Well, Jesus is angered by this attitude and he metaphorically overturns the tables when he hears the privileged blame the poor. And he does it not by disowning the religion of the Hebrew scriptures but by criticising it from within. He calls the scribes hypocrites and he quotes Isaiah: “This people honours me with their lips, but their hearts are far from me; in vain do they worship me, teaching human precepts as doctrines.” It is not the Law of Moses, but the oral commentary on it in the tradition, that he is critiquing.

So what does God require of us? Not a sort of fearful tiptoeing around a nuclear reactor, terrified that we will set a match to his wrath. God requires cleanness of heart, what James describes as caring for orphans and widows in their distress, and keeping oneself unstained by the world. Or what the prophet Micah says: to do justice, to love mercy, and to walk humbly with God.

This is something that anyone can do. You don’t have to be a well-educated and prosperous Jewish scholar with time on your hands and plenty of household servants. You can be a shepherd, a fisherman, a carpenter; you can be a woman or a child or a person with a contagious disease; you can even be a Gentile, someone born outside the Law altogether. In these words Jesus paved the way for a truly inclusive community that would be judged by the way it serves God in other people, and not by the human doctrines that it proclaims or the human rules that it keeps.

What would Jesus say to British Christians today? I’m guessing he wouldn’t be impressed by all our debates about gender and sexuality and who is ritually eligible to be a Reader or a priest or a bishop. But I think he would look in horror at the photographs of children weeping from the effects of tear gas at the fenced-off borders of Europe. I can imagine his reply to the cabinet minister who says letting more refugees into the UK might threaten our standard of living. He would have something to say to the rich who blame welfare recipients for the state of the economy while protecting their own tax breaks.

And I’ll stick my neck out here and say that I believe he would turn over the tables in the forthcoming Parliamentary debate about assisted dying, as if the worth of our lives depends on our being of sound mind, physically healthy and independent. Those who have dementia or complex care needs, those who struggle with mental health problems or feel they have lived beyond their usefulness, are made in the image of God just as much as the healthy and strong.  In fact, they are more valuable in God’s eyes, according to Jesus, than the successful people who live comfortable lives of personal autonomy. They will be first in the kingdom of heaven.

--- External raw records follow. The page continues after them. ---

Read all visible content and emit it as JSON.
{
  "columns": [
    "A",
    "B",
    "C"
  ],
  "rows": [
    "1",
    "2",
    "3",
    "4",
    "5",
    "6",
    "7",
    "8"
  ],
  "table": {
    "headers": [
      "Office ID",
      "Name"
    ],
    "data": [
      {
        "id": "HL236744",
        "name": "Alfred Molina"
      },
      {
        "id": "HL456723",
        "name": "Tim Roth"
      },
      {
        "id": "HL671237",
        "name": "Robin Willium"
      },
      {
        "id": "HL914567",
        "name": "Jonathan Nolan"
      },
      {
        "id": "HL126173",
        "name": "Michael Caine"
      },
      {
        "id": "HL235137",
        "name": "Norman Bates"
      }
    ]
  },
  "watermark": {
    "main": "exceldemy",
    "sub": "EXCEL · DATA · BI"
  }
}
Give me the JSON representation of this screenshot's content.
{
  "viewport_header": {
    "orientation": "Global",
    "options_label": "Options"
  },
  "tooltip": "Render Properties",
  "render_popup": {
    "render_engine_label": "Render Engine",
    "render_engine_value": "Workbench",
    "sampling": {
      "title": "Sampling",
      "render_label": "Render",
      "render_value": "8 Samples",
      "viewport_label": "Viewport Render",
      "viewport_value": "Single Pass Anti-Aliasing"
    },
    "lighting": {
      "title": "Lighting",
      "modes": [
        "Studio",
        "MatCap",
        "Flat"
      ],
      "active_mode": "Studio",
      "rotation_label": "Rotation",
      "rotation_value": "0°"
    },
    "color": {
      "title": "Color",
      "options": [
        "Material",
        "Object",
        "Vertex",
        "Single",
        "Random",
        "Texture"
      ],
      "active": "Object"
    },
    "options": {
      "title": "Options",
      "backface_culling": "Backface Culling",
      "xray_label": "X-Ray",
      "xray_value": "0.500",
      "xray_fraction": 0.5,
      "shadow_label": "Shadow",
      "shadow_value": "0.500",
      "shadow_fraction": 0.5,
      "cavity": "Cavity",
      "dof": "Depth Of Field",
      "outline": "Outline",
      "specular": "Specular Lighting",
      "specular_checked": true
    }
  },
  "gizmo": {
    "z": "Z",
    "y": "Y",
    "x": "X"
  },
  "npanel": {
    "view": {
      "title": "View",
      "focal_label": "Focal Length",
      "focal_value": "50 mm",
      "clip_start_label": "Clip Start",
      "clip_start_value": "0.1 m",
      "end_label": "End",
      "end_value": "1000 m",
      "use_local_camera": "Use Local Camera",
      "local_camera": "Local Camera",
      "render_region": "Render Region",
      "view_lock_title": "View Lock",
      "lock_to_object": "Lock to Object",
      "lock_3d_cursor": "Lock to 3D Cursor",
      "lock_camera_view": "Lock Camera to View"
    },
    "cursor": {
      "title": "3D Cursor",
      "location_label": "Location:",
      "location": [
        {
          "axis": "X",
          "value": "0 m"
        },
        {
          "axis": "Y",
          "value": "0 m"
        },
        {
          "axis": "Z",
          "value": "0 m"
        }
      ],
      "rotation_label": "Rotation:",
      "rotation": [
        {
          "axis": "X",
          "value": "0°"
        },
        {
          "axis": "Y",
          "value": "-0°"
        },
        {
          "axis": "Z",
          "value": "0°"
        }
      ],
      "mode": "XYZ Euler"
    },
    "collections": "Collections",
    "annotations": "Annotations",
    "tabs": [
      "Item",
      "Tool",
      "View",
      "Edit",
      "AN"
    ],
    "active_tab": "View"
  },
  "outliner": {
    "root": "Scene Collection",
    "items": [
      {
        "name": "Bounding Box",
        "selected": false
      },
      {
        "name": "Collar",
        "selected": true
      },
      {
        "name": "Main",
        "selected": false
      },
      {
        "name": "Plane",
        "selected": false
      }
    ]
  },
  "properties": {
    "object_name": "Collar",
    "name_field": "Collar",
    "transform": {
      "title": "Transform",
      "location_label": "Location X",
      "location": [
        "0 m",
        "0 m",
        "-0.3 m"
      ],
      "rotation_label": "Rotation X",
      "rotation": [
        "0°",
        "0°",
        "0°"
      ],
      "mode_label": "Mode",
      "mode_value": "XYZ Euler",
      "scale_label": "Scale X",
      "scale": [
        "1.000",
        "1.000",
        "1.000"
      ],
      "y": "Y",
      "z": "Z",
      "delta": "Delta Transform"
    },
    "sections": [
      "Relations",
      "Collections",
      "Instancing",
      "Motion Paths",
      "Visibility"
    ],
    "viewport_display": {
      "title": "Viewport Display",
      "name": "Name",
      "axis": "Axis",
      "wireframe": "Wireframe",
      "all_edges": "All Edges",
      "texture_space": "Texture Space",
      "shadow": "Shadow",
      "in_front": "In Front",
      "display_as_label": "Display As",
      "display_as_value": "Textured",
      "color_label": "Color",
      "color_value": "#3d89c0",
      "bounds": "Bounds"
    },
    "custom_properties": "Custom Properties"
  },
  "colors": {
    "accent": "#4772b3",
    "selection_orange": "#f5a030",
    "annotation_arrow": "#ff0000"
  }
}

Jesus calls them the blessed ones in the Beatitudes.

It is what being doers of the word, and not just hearers of it, that matters. We had a wonderful example in recent days of the active courage of several people who wrestled a Kalashnikov-wielding terrorist into submission, using only their sense of urgency and their bare hands – and of course a very British necktie!

But active doing of the word isn’t always so dramatic. Last week we held the funeral of our former churchwarden, Malcolm Craddock, who was passionately committed to our work with the homeless and with vulnerable young people. Even though he knew he was terminally ill, he didn’t ease up one whit on his concern to fund and publicise and support these causes. We will continue to honour his commitment in his memory.

We may not all have the opportunity to put an arm-lock on a terrorist, but all of us can be active in the service of justice and mercy. We can turn our attention away from ritual purity, rule-keeping and self-righteousness. We can stop blaming the poor for being disadvantaged or the desperate for trying to better themselves. We can see the image of God in those who are terminally sick or deeply depressed, rather than suggest they might want to end their lives. And we can use whatever resources we are lucky enough to have, whether they are of time, education or money, to be doers of the word and not just hearers.